--- EXERCISE INPUTS Enclosed Below ---

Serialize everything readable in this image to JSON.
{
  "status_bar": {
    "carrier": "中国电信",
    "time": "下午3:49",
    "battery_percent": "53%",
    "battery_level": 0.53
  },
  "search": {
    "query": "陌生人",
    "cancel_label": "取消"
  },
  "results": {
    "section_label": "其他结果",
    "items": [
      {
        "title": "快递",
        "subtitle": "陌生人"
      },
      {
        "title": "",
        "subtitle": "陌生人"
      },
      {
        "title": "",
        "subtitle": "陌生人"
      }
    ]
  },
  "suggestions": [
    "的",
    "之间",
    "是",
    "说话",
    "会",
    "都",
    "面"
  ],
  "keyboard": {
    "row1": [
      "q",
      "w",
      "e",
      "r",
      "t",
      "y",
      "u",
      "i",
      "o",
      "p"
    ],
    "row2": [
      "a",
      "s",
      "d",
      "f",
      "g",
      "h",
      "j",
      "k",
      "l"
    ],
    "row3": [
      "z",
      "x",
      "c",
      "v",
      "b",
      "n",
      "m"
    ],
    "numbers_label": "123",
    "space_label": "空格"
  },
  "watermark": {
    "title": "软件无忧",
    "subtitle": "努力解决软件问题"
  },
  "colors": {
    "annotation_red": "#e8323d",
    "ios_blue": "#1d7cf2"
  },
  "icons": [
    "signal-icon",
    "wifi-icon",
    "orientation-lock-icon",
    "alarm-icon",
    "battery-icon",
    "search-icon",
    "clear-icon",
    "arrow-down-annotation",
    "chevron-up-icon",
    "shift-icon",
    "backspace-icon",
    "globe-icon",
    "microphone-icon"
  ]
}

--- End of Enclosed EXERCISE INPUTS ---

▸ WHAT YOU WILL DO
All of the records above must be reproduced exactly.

▸ OUTPUT OF THE TASK
Serialize everything readable in this image to JSON.
{
  "status_bar": {
    "carrier": "中国电信",
    "time": "下午3:49",
    "battery_percent": "53%",
    "battery_level": 0.53
  },
  "search": {
    "query": "陌生人",
    "cancel_label": "取消"
  },
  "results": {
    "section_label": "其他结果",
    "items": [
      {
        "title": "快递",
        "subtitle": "陌生人"
      },
      {
        "title": "",
        "subtitle": "陌生人"
      },
      {
        "title": "",
        "subtitle": "陌生人"
      }
    ]
  },
  "suggestions": [
    "的",
    "之间",
    "是",
    "说话",
    "会",
    "都",
    "面"
  ],
  "keyboard": {
    "row1": [
      "q",
      "w",
      "e",
      "r",
      "t",
      "y",
      "u",
      "i",
      "o",
      "p"
    ],
    "row2": [
      "a",
      "s",
      "d",
      "f",
      "g",
      "h",
      "j",
      "k",
      "l"
    ],
    "row3": [
      "z",
      "x",
      "c",
      "v",
      "b",
      "n",
      "m"
    ],
    "numbers_label": "123",
    "space_label": "空格"
  },
  "watermark": {
    "title": "软件无忧",
    "subtitle": "努力解决软件问题"
  },
  "colors": {
    "annotation_red": "#e8323d",
    "ios_blue": "#1d7cf2"
  },
  "icons": [
    "signal-icon",
    "wifi-icon",
    "orientation-lock-icon",
    "alarm-icon",
    "battery-icon",
    "search-icon",
    "clear-icon",
    "arrow-down-annotation",
    "chevron-up-icon",
    "shift-icon",
    "backspace-icon",
    "globe-icon",
    "microphone-icon"
  ]
}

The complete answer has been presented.